The theory of parent-offspring conflict predicts that mothers and their offspring may not agree about how resources should be allocated among family members. A kid, for example, may favor a later weaning date than does its mother. Despite the mother's physical superiority, it may be that the kid is able to manipulate her behavior. In this paper, we investigate a two-locus population genetic model of weaning conflict in which offspring can attempt to extort resources from their parents by reducing their own chances of survival if their demands are not met. We find that the frequency of recombination between the genes controlling parental behavior and those controlling juvenile behavior determines the evolutionaryoutcome of this genetic conflict. When these genes are tightly linked, the offspring is likely to act so as to further the parents' reproductive interests. When they are not, offspring can successfully "blackmail" their parents into providing additional resources.
- Parent-offspring conflict,

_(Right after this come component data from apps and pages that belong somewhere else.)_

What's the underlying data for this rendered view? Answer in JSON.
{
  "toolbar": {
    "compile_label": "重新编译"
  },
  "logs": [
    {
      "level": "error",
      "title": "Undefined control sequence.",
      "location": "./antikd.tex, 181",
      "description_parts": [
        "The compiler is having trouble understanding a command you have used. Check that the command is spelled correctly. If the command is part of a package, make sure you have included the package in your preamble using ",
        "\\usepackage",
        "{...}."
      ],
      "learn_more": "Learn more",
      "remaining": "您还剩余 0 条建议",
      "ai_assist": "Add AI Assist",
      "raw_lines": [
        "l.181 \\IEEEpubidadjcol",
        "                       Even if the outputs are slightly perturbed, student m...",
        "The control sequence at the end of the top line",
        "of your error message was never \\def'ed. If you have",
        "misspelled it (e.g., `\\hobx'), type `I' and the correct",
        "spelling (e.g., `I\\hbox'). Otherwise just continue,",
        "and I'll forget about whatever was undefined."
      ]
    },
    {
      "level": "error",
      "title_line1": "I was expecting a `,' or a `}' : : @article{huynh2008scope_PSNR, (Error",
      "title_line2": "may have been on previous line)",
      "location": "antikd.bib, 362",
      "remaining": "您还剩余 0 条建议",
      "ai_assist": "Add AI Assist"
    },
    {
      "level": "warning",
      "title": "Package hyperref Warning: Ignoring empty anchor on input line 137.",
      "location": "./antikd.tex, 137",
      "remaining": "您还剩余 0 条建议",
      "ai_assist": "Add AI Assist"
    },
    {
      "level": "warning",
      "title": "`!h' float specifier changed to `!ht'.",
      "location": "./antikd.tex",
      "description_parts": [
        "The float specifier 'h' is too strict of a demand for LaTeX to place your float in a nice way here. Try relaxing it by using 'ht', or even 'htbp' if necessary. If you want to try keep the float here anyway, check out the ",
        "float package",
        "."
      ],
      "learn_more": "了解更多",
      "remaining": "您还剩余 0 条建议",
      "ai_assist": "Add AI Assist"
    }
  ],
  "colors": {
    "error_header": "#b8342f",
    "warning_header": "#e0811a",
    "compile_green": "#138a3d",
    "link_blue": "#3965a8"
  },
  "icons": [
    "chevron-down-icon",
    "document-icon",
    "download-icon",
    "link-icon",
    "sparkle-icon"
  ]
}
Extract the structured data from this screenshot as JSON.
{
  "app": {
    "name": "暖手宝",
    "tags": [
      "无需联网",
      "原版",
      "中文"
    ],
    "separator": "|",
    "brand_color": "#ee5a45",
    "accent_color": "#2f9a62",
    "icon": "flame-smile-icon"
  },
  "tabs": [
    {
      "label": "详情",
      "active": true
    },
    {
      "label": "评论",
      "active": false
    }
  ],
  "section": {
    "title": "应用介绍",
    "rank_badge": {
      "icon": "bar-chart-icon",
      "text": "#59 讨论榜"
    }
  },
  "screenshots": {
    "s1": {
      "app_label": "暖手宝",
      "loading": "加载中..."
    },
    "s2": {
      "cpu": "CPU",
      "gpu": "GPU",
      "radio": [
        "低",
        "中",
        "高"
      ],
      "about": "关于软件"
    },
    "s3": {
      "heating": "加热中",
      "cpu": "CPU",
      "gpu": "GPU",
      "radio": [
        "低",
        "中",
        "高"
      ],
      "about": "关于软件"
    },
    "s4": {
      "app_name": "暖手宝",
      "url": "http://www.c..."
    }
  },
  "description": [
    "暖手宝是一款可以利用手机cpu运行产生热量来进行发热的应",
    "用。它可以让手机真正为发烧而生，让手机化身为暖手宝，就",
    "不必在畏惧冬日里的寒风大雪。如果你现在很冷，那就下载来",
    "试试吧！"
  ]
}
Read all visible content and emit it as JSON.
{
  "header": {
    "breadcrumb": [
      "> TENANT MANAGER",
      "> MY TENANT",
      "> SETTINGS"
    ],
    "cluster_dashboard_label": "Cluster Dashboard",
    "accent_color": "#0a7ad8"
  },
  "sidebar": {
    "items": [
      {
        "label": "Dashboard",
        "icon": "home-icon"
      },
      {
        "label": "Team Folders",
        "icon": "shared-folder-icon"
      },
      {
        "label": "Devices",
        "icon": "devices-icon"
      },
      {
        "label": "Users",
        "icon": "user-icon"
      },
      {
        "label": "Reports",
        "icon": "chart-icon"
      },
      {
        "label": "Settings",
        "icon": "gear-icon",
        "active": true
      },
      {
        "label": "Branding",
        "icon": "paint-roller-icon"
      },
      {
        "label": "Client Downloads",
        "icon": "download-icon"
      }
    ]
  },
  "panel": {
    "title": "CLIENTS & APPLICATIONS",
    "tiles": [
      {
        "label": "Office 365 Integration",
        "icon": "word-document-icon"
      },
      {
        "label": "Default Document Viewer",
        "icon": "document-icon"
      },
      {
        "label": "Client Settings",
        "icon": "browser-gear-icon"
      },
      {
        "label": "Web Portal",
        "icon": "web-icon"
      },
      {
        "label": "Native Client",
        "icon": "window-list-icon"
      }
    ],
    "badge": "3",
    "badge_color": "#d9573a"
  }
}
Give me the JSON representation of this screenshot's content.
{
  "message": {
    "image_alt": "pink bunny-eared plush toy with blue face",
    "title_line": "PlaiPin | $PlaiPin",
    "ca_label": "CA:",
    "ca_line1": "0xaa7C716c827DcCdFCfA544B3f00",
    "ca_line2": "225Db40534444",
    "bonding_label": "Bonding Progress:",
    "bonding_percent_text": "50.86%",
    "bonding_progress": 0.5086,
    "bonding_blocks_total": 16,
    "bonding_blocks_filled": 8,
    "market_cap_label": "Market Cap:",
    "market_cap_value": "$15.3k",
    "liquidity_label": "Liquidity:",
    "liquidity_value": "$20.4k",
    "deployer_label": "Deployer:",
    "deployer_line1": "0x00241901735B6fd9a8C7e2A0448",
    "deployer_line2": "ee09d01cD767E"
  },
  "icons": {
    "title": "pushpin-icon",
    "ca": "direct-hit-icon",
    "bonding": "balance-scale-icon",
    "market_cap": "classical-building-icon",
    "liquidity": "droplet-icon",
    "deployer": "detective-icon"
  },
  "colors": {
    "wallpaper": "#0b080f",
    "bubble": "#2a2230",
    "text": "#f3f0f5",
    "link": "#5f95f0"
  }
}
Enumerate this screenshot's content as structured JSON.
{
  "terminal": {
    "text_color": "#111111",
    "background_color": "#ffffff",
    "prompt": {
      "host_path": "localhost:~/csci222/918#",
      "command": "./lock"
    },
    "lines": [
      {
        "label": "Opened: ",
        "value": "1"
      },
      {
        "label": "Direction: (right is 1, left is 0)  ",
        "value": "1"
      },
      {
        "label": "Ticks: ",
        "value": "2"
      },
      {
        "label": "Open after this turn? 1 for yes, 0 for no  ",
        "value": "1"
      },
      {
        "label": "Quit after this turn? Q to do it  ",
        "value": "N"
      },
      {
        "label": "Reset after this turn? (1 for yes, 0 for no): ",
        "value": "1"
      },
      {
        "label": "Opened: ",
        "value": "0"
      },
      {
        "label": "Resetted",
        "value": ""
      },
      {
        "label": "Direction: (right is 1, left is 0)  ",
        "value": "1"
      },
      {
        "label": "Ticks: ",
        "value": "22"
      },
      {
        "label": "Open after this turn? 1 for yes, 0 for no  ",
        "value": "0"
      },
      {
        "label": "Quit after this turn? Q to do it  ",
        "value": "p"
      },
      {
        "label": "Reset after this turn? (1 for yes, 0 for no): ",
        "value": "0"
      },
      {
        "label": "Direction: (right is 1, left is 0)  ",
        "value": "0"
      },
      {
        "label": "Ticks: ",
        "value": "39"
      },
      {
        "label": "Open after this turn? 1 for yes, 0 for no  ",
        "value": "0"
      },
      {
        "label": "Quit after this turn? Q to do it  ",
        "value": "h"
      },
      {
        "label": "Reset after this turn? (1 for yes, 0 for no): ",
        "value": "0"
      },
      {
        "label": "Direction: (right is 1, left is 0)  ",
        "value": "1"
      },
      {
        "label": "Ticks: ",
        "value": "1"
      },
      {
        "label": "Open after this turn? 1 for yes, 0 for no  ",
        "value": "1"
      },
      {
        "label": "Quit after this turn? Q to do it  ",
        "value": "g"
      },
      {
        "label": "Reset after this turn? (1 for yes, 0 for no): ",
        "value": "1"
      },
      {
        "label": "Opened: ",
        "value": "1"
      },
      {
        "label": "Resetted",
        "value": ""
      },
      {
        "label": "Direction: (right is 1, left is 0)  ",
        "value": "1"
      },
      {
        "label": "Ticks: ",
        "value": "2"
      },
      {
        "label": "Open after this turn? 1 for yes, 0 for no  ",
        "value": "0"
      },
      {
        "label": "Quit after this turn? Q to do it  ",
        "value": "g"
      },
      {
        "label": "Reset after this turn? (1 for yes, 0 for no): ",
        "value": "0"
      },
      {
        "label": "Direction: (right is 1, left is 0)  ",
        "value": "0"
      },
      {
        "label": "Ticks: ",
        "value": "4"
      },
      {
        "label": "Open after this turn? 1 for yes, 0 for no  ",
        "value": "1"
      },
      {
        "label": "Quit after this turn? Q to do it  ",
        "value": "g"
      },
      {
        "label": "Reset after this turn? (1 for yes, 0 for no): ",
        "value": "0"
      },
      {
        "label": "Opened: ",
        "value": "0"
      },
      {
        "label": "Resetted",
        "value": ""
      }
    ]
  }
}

- rotten-kid theorem
Available at: http://works.bepress.com/ted_bergstrom/86/